The Reagans: Portrait of a Marriage
|Rating||:||4.51 (798 Votes)|
|Number of Pages||:||416 Pages|

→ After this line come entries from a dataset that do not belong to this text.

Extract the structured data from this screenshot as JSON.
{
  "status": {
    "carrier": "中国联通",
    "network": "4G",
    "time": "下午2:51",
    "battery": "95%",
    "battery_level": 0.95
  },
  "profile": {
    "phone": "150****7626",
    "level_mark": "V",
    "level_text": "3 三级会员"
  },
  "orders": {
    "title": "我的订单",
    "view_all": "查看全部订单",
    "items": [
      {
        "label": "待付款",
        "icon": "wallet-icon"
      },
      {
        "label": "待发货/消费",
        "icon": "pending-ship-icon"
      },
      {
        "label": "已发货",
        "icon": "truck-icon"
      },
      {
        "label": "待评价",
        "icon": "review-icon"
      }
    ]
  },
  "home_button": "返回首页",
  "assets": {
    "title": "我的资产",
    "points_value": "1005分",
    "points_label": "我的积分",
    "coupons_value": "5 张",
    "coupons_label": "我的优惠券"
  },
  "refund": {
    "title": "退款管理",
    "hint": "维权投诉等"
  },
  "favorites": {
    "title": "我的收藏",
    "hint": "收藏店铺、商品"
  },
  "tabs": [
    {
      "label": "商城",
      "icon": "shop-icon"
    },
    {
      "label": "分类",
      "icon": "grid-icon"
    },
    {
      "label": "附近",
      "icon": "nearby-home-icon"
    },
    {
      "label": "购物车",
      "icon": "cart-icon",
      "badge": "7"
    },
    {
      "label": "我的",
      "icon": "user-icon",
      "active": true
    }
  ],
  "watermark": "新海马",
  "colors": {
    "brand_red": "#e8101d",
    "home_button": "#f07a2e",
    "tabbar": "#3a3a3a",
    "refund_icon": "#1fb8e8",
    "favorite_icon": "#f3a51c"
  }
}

misskris said If you're a Reagan fan this book is NOT for you!. This book is erroneously named. It says little about the marriage and relationship between the Reagans. Instead, it takes cheap shots at both of the Reagans for every rumored tabloid-esque criticism and downplays every real admirable achievement of this remarkable and inspiring couple. I'm curious as to why the author would bother trying to illuminate anything about the Reagans, seeing as how she obviously has any little real understanding of their marriage relationship, nor does it seem she wanted to accurately portray it. Save your money and get "When character was King." It's much better written.. Nice try, but is this a true portrait? Marvin D. Pipher This book takes a look at the lives of Nancy and Ronald Reagan both while in and out of political life with emphasis on the Reagans, themselves, rather than on the political events of which they were a part. The book clearly reflects the time and effort expended by the author in researching and writing it and appears to contain a great deal of authoritative information concerning the Reagans. Much of it is in the form of quotes from those who worked with or for the Reagans or otherwise interacted with them. These are woven into a fairly comprehensive and persuasive story.Even so, the book seems to fall short of its title.. A good readbut not much new here First, let me start off by saying that Anne Edwards "Early Reagan" is one of my favorite books about Reagan. Her latest, The Reagans: Portrait of a Marriage" is a good read but there really isn't much new information Reagan fans and scholars don't already know about these remarkable people. My biggest criticism of this book is that I believe Edwards overdoes the old stereotype that Nancy wore the pants and was the brains behind the man and his rise to power and what a dragon lady she was. Parts of the book are very unfair, in my opinion, to Nancy and come pretty close to doing a hack job. In that regard, it's disappointin
She was a contract player at MGM, unmarried and rapidly growing too old to play the starlet. Anne Edwards shows you a side of Nancy that has never before been revealed. He was an actor, newly divorced, whose controversial tenure as president of the Screen Actors Guild was drawing more attention than his film career. Anne Edwards brings the Reagans’ dysfunctional family life into sharp focus, along with a fascinating array of supporting players---from Reagan’s evangelistic mother, Nelle, to Nancy’s adoptive father, Dr. This obsessio
Throughout his governorship of California, his presidency, the assassination attempt, his meetings with Gorbachev-Nancy's sentiments, advice and complaints figured prominently, to the extent that the president of the United States rearranged his schedule according to the advice of Nancy's favorite astrologer. He, in turn, relied completely on Nancy and trusted her wholly. While Edwards celebrates the Reagans' achievements, she does not shy away from presenting the darker, grimmer side of their life and does a wonderful job of fully fleshing out the convoluted and tortured emotions that define this famous family. . In all, she offers an engaging yet honest look at the human experience played out on the public stage. From the day they married, Nancy devoted her every moment to ensuring her husband's happiness. 32 pages of b&w photos not seen by PW.Copyright 2003 Reed Business Information, Inc. Those close to the couple admit that Reagan'